Join the OSA Fiber Modeling and Fabrication Technical Group for a webinar featuring Philip Russell, Max-Planck-Institute for the Science of Light, discussing photonic crystal fibre and its large range of applications.
Photonic crystal fibres (PCFs) — thin strands of glass with an intricate array of hollow channels running along their length — offer an unprecedented degree of control over the guided light, making possible e.g. efficient generation of multi-octave-spanning supercontinuum light from infrared pump pulses. Chirally twisted PCF is circularly birefringent, supporting optical vortices and in some cases strong circular dichroism. Hollow-core PCFs can be designed to guide light over an extremely wide frequency range and its dispersion adjusted by varying the gas pressure in the core, providing a simple means of compressing pulses to single-cycle durations, as well as underpinning a range of unique sources of tunable deep and vacuum ultraviolet light. Particles can be trapped optically in hollow core PCFs and used to sense physical quantities with high spatial resolution.
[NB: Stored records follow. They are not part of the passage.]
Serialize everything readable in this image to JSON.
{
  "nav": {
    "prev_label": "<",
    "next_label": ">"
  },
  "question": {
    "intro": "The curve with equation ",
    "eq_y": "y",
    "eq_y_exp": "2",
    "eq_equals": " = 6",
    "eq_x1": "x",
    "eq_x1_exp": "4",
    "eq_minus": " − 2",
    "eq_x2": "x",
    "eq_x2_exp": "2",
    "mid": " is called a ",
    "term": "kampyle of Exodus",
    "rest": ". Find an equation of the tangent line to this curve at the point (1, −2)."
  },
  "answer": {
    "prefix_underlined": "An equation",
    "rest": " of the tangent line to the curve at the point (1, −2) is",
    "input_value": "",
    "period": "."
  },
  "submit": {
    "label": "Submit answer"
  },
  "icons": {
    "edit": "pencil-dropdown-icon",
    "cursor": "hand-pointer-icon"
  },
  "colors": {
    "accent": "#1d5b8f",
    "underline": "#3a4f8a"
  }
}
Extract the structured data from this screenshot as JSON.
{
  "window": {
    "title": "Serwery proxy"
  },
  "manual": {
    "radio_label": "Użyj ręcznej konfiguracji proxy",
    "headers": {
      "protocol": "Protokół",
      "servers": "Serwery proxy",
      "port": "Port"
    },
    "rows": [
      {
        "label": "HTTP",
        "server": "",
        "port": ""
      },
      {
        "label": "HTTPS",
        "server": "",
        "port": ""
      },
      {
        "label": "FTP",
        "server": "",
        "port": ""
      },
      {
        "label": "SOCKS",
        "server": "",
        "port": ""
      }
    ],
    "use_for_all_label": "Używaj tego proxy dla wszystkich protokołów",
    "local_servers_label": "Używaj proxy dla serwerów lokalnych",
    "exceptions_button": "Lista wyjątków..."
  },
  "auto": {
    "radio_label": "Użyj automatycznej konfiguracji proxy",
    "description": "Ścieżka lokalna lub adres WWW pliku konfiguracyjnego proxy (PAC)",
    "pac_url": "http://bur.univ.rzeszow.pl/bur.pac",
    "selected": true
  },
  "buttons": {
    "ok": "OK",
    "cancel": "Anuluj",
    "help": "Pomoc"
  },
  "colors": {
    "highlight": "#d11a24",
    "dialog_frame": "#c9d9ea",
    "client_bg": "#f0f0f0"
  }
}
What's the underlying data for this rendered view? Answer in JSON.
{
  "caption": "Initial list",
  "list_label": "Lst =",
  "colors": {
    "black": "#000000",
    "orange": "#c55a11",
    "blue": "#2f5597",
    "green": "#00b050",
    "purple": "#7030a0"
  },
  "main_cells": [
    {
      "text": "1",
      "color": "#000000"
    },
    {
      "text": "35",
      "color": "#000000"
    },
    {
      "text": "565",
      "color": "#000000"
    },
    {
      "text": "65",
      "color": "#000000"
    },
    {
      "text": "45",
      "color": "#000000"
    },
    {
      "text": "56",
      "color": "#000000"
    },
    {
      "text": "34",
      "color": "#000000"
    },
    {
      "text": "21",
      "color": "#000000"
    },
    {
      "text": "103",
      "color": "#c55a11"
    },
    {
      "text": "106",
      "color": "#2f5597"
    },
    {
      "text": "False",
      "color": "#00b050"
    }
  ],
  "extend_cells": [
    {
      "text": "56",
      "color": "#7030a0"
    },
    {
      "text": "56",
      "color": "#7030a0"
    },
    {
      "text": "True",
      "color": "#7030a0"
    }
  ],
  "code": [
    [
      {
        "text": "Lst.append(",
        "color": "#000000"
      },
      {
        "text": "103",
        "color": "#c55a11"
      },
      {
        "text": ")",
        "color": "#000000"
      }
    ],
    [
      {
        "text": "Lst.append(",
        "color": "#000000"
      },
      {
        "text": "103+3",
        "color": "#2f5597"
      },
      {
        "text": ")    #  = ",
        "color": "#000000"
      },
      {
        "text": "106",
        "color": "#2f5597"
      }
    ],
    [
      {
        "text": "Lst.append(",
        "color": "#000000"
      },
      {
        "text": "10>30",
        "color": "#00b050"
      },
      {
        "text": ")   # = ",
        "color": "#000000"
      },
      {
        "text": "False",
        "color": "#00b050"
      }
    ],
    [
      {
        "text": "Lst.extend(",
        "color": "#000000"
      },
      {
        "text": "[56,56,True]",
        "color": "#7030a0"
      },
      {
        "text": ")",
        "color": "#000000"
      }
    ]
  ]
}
Strong optomechanical effects in solid-core PCFs have been used to robustly mode-lock fibre lasers at few-GHz frequencies.
Subject Matter Level:
• Intermediate - Assumes basic knowledge of the topic
What You Will Learn:
• About photonic crystal fibre and its many variants
• About the large range of applications, in both linear and nonlinear optics
Who Should Attend:
• Anyone interested in learning about PCF and its multi-various applications
• Suitable for graduate students working in the field or anyone who wants to learn about PCF